Neighbors, friends, and fellow citizens have donated clothes, furniture, appliances, and other household items to help Williams get started in his new home. These aren’t just Hope residents either. People from other towns like Texarkana and Bismark have assisted and donated once they heard Williams’ story and that Banner Hope was building him a new home. Banner Hope Director Rusty Beck said seeing the reaction from the community and observing the Banner Hope guys as they build their first tiny house has been amazing to watch. “The first house has been a long process, but I think the fruit of it, helping David out and seeing the community rally together, as well as people from all over, has been great to see,” Beck said. “We see people having soft hearts for ministries like this, and the Lord has been good with provision.”
Beck said getting these men involved in something like this, not only builds their skill set, but gets them in an active service, and that’s key for those coming out of addiction. “Addiction is self-seeking and selfish. We want to teach these guys to serve others and have that servant’s heart and give back,” Beck said. “That is going to be a key part of the program; their recovery is being able to do community service and work projects.”
Williams’ home is the blueprint for the ones to follow. These homes are not only built with entirely donated funds, but also constructed with energy-efficiency in the forefront of planning, which should cut down on future utility costs. Williams’ home was built with double insulation in the attic and walls, an energy-saving hot water heater, all LED lights, and other energy-efficient items. Williams said his youngest daughter traveled from Little Rock recently for a visit and he was so proud to show her his new home.
Over the last year, as pedestrians and travelers observed the progress of Williams’ home being built and witnessed the extraordinary acts of kindness and goodwill taking place, many expressed feeling something tangible in the air. Some might call it magical or miraculous. Williams and the guys from Banner Hope will tell you it’s called faith, fellowship, and community. As Williams has said before when talking about walking down the street and waving at the neighbors, “There aren’t many places left where you can do that. Hope still has that close, family atmosphere.” He’s right. There aren’t many places left where a community rallies such as this one did to help a man in need, or many places where the county’s law enforcement will partner with a local church to provide a program geared for rehabilitation and serving others.
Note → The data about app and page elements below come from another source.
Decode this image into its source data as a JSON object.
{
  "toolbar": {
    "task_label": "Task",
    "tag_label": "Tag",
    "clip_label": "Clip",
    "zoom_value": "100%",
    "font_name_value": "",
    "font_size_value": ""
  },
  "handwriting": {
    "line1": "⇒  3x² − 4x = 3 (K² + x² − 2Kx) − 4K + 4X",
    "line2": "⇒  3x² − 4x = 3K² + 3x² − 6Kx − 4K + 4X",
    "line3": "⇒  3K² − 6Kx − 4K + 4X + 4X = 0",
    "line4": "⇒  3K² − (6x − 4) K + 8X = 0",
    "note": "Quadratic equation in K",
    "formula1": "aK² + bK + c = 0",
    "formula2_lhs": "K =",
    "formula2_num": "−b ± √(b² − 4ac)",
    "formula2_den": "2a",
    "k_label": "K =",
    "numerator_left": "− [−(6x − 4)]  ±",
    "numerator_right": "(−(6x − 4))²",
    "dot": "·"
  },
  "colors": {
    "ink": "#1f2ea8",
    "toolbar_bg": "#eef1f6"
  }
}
Everyone who has been involved in this project from the start, or even those who have just happened by Hickory and Long lately, can visibly see the shining example of true service that now sits on this lot. All can still attest, though, that there is no place like Hope.
Anyone who would like to make a donation to funding for the finishing touches of David Williams’ home ,more tiny houses, or Banner Hope Center can go to the FBC of Hope website and click Banner Hope Center.